Passing over the interesting parallel between the attributes of God and their analogue in the soul of man, I bring to your attention a more concrete image. Following Paul’s example in Acts 17, Zanchi quotes a pagan poet to support his claims about natural revelation. The point he is making, at this juncture of the argument, is the superiority of man to all other animals.

Cum enim animantia cætera ad pastum abiecisset, solum hominem apta & excelsa figura creavit, & ad cœli conspectum excitavit: Quod eleganter observavit Poeta:

Pronaque cum spectent animantia cætera terras,

Os homini sublime dedit, cœlumque tueri

Iussit, & erectos ad sidera tollere vultus.

“Since, then, he has abandoned other animals to the pasture, man alone has he created with an apt and excellent form, and induces him to gaze upon the heavens; which the poet has elegantly observed:

While other animals, prone, gaze at the earth,

An upturned face gave he man, unto heaven

he commanded him to look; walking erect, raising his face to the stars.”

night-stars-sky-nature-tree-scene-863489

My translation pales in comparison to the Latin verse. But I hope the ideas come through. These lines come from Book 1 of Ovid’s Metamorphoses; they describe the creation of man in comparison to other animals. Note, though, the emphasis on the physical makeup of man in distinction to the animals. Man walks on two legs; the beasts on four. The animals look downward; man’s face naturally inclines to the stars and the sky.

C. S. Lewis, in his preface to De Incarnatione by Athanasius, remarks that it is good to read old books because they give you perspective and help to pull you out of the myopia of the now. What Zanchi and Ovid point out, here, about man and his physical constitution, is an elegant example of this. They make much out of the physical constitution of man and derive an argument from it. This is one feature of natural revelation and natural theology that is missing from the conversations of today. Post Freud, most modern discussion of man is focused on his mental/spiritual aspect. It is easy to forget that man is an embodied soul, an “ensouled” body. Older writers were more comfortable making arguments and applications based on the physical constitution of man; we are losing this, or have already lost it, in our day. The familiar lines from Matthew Henry come to mind. He says of Eve that she was not taken from Adam’s head (to lord over him), nor from his feet (to be walked on by him), but from his side (to be his partner and helper). This may sound quaint, but I think Henry, along with Zanchi, is tapping into an important aspect of who we are as physical creatures.

Much hay could be made at this point relating to the gender-bending nonsense of today, but I wouldn’t want to anachronistically sully the beauty of Zanchi’s words here.

Note also the connection between the use of the physical side of man’s nature and poetry.
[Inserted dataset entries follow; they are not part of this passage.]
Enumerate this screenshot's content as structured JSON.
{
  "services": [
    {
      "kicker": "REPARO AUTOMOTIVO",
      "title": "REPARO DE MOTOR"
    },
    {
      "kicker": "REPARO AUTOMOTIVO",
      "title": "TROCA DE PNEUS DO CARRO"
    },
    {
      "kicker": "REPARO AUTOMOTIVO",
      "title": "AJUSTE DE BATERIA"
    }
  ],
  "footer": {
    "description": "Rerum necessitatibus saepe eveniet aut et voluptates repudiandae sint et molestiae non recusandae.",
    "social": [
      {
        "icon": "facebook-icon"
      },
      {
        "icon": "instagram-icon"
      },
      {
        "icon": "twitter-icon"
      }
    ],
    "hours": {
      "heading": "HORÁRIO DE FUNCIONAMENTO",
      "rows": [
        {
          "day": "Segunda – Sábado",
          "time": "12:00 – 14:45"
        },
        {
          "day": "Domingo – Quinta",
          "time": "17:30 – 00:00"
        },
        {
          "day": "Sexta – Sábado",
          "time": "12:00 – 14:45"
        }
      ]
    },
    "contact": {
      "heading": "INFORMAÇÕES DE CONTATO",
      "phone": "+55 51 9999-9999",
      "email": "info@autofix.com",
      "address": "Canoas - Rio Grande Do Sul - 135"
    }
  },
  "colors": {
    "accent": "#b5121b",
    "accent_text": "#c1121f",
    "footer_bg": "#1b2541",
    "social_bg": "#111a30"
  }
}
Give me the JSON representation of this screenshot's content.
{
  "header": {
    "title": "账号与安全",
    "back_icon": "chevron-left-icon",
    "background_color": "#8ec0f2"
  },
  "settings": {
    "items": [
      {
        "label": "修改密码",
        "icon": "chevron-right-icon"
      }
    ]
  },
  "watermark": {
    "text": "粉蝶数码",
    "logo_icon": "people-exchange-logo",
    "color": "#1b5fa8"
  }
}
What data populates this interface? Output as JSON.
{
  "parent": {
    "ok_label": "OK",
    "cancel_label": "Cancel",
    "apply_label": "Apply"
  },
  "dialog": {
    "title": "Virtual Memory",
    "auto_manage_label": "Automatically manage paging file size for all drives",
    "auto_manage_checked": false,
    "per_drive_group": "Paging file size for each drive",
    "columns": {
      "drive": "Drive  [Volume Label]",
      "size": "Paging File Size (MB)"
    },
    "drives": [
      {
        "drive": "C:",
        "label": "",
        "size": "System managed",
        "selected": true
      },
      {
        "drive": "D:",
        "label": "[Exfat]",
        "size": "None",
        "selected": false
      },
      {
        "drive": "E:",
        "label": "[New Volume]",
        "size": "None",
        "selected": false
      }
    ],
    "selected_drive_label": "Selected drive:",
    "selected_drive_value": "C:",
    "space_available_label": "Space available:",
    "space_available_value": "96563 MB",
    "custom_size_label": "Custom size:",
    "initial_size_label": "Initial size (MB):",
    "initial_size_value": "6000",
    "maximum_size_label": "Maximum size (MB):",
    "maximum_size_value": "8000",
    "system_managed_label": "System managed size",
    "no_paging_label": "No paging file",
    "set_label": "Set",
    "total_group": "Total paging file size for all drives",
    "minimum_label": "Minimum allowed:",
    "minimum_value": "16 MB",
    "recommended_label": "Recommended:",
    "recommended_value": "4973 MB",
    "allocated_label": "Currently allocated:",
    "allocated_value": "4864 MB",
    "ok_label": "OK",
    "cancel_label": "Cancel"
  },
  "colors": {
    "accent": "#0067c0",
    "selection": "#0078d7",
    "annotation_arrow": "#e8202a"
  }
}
These lines from Ovid are painfully beautiful, particularly the end, “…& erectos ad sidera tollere vultus.” Tolkien taps into this primal attraction that the stars hold for men. In the Simarilion, when the elves are first woken up, they gaze upon the stars and say, “Ea!” From that point forward, the elves are drawn to the stars. It was the light of a star that Galadriel gave to Frodo in her vial and it was looking to the stars in Mordor that encouraged Sam when all around him and Frodo were the darks and blacks of Sauron. If you have only seen the movies, most of the power of these images will be lost on you. Read the books and be bettered.

But, to return to Zanchi. The tangible and earthiness of the Medieval period is one of the beneficial fruits we can draw from it. The Reformed orthodox theologians were men of Medieval mind, as can be seen in Zanchi’s arguments here. Specifically, this appeal to the simple fact that man walks upright, on two legs, as a proof of his superiority to the animals and that he was made to look at the heavens and, subsequently, that he was made to fellowship with God.

“Itaque si resurrexistis cum Christo, superna quærite, ubi Christus eft ad dexteram Dei sedens. Superna curate, non terrestria. Nam mortui estis, vita vestra abscondita est cum Christo in Deo: Post quam autem Christus, vita illa nostra, manifestus factus fuerit, tum & vos cum eo parefietis gloriosi.”

Ad Colossenses, III:1-4.